» **DATA FOR REVIEW**:
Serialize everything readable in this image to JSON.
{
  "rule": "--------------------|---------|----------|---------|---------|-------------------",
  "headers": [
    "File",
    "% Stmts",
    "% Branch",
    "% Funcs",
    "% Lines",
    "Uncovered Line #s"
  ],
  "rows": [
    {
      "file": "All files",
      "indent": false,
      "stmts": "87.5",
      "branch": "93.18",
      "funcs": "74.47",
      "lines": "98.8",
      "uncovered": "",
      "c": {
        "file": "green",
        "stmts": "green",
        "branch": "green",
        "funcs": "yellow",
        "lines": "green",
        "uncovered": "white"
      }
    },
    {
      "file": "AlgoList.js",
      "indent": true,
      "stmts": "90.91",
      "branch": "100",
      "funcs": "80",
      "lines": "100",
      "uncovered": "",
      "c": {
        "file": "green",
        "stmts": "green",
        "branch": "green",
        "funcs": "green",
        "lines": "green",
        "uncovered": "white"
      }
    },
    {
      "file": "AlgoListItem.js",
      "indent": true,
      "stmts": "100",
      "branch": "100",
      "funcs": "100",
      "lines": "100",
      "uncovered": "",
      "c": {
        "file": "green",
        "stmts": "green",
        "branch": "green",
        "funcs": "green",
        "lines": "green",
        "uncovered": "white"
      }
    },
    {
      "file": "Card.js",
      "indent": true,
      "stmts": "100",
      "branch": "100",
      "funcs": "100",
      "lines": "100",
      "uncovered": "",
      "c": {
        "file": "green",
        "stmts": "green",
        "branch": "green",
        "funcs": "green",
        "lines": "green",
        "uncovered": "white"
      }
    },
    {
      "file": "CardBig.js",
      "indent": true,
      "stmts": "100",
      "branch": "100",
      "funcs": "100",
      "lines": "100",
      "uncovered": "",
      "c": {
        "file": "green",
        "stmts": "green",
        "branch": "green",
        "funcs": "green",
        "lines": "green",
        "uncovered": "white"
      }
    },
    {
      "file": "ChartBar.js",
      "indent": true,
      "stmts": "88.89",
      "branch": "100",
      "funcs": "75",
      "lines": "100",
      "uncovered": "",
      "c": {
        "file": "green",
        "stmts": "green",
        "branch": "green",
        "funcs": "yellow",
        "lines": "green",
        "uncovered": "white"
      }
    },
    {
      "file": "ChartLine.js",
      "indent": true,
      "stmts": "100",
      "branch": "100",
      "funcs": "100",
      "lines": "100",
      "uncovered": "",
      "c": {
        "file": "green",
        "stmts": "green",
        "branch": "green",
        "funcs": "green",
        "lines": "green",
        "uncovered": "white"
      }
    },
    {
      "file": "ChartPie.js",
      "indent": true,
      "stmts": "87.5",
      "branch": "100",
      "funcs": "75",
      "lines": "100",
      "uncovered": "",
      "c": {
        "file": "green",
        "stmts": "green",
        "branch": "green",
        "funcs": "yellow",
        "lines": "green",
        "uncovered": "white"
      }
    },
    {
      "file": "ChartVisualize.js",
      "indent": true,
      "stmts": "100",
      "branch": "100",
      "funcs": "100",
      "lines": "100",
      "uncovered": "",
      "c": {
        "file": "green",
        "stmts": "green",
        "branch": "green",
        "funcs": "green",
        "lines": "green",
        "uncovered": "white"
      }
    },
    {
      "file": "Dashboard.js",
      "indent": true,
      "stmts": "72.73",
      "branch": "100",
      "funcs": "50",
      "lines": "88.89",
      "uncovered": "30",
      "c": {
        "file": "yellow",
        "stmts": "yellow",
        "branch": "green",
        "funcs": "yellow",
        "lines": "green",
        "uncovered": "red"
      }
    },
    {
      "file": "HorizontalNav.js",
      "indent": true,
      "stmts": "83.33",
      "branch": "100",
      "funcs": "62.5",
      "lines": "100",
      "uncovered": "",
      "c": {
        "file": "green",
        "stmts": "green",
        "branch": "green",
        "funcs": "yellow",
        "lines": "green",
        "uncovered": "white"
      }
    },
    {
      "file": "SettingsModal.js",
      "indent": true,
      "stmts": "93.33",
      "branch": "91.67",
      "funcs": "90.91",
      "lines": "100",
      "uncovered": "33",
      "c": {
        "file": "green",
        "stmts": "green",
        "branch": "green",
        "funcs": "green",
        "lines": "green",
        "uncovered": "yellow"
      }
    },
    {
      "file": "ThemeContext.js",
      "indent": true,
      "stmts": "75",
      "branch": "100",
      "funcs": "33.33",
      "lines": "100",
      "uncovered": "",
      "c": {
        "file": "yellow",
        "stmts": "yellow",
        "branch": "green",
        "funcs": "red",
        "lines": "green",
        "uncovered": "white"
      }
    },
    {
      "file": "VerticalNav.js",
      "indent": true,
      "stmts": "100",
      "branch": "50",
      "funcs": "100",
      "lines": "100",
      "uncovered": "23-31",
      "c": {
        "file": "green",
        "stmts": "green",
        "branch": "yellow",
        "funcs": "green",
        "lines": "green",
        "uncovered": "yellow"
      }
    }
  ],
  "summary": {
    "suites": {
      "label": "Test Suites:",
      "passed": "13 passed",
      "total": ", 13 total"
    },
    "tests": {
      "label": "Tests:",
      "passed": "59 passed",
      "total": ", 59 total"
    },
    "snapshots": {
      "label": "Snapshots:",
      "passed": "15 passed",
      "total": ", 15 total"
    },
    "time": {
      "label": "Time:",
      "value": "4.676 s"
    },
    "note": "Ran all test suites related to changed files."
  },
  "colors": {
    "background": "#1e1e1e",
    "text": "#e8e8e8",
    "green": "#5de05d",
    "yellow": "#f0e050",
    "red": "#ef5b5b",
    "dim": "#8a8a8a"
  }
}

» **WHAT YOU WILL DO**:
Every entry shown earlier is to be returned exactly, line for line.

» **RESULT OF THIS EXERCISE**:
Serialize everything readable in this image to JSON.
{
  "rule": "--------------------|---------|----------|---------|---------|-------------------",
  "headers": [
    "File",
    "% Stmts",
    "% Branch",
    "% Funcs",
    "% Lines",
    "Uncovered Line #s"
  ],
  "rows": [
    {
      "file": "All files",
      "indent": false,
      "stmts": "87.5",
      "branch": "93.18",
      "funcs": "74.47",
      "lines": "98.8",
      "uncovered": "",
      "c": {
        "file": "green",
        "stmts": "green",
        "branch": "green",
        "funcs": "yellow",
        "lines": "green",
        "uncovered": "white"
      }
    },
    {
      "file": "AlgoList.js",
      "indent": true,
      "stmts": "90.91",
      "branch": "100",
      "funcs": "80",
      "lines": "100",
      "uncovered": "",
      "c": {
        "file": "green",
        "stmts": "green",
        "branch": "green",
        "funcs": "green",
        "lines": "green",
        "uncovered": "white"
      }
    },
    {
      "file": "AlgoListItem.js",
      "indent": true,
      "stmts": "100",
      "branch": "100",
      "funcs": "100",
      "lines": "100",
      "uncovered": "",
      "c": {
        "file": "green",
        "stmts": "green",
        "branch": "green",
        "funcs": "green",
        "lines": "green",
        "uncovered": "white"
      }
    },
    {
      "file": "Card.js",
      "indent": true,
      "stmts": "100",
      "branch": "100",
      "funcs": "100",
      "lines": "100",
      "uncovered": "",
      "c": {
        "file": "green",
        "stmts": "green",
        "branch": "green",
        "funcs": "green",
        "lines": "green",
        "uncovered": "white"
      }
    },
    {
      "file": "CardBig.js",
      "indent": true,
      "stmts": "100",
      "branch": "100",
      "funcs": "100",
      "lines": "100",
      "uncovered": "",
      "c": {
        "file": "green",
        "stmts": "green",
        "branch": "green",
        "funcs": "green",
        "lines": "green",
        "uncovered": "white"
      }
    },
    {
      "file": "ChartBar.js",
      "indent": true,
      "stmts": "88.89",
      "branch": "100",
      "funcs": "75",
      "lines": "100",
      "uncovered": "",
      "c": {
        "file": "green",
        "stmts": "green",
        "branch": "green",
        "funcs": "yellow",
        "lines": "green",
        "uncovered": "white"
      }
    },
    {
      "file": "ChartLine.js",
      "indent": true,
      "stmts": "100",
      "branch": "100",
      "funcs": "100",
      "lines": "100",
      "uncovered": "",
      "c": {
        "file": "green",
        "stmts": "green",
        "branch": "green",
        "funcs": "green",
        "lines": "green",
        "uncovered": "white"
      }
    },
    {
      "file": "ChartPie.js",
      "indent": true,
      "stmts": "87.5",
      "branch": "100",
      "funcs": "75",
      "lines": "100",
      "uncovered": "",
      "c": {
        "file": "green",
        "stmts": "green",
        "branch": "green",
        "funcs": "yellow",
        "lines": "green",
        "uncovered": "white"
      }
    },
    {
      "file": "ChartVisualize.js",
      "indent": true,
      "stmts": "100",
      "branch": "100",
      "funcs": "100",
      "lines": "100",
      "uncovered": "",
      "c": {
        "file": "green",
        "stmts": "green",
        "branch": "green",
        "funcs": "green",
        "lines": "green",
        "uncovered": "white"
      }
    },
    {
      "file": "Dashboard.js",
      "indent": true,
      "stmts": "72.73",
      "branch": "100",
      "funcs": "50",
      "lines": "88.89",
      "uncovered": "30",
      "c": {
        "file": "yellow",
        "stmts": "yellow",
        "branch": "green",
        "funcs": "yellow",
        "lines": "green",
        "uncovered": "red"
      }
    },
    {
      "file": "HorizontalNav.js",
      "indent": true,
      "stmts": "83.33",
      "branch": "100",
      "funcs": "62.5",
      "lines": "100",
      "uncovered": "",
      "c": {
        "file": "green",
        "stmts": "green",
        "branch": "green",
        "funcs": "yellow",
        "lines": "green",
        "uncovered": "white"
      }
    },
    {
      "file": "SettingsModal.js",
      "indent": true,
      "stmts": "93.33",
      "branch": "91.67",
      "funcs": "90.91",
      "lines": "100",
      "uncovered": "33",
      "c": {
        "file": "green",
        "stmts": "green",
        "branch": "green",
        "funcs": "green",
        "lines": "green",
        "uncovered": "yellow"
      }
    },
    {
      "file": "ThemeContext.js",
      "indent": true,
      "stmts": "75",
      "branch": "100",
      "funcs": "33.33",
      "lines": "100",
      "uncovered": "",
      "c": {
        "file": "yellow",
        "stmts": "yellow",
        "branch": "green",
        "funcs": "red",
        "lines": "green",
        "uncovered": "white"
      }
    },
    {
      "file": "VerticalNav.js",
      "indent": true,
      "stmts": "100",
      "branch": "50",
      "funcs": "100",
      "lines": "100",
      "uncovered": "23-31",
      "c": {
        "file": "green",
        "stmts": "green",
        "branch": "yellow",
        "funcs": "green",
        "lines": "green",
        "uncovered": "yellow"
      }
    }
  ],
  "summary": {
    "suites": {
      "label": "Test Suites:",
      "passed": "13 passed",
      "total": ", 13 total"
    },
    "tests": {
      "label": "Tests:",
      "passed": "59 passed",
      "total": ", 59 total"
    },
    "snapshots": {
      "label": "Snapshots:",
      "passed": "15 passed",
      "total": ", 15 total"
    },
    "time": {
      "label": "Time:",
      "value": "4.676 s"
    },
    "note": "Ran all test suites related to changed files."
  },
  "colors": {
    "background": "#1e1e1e",
    "text": "#e8e8e8",
    "green": "#5de05d",
    "yellow": "#f0e050",
    "red": "#ef5b5b",
    "dim": "#8a8a8a"
  }
}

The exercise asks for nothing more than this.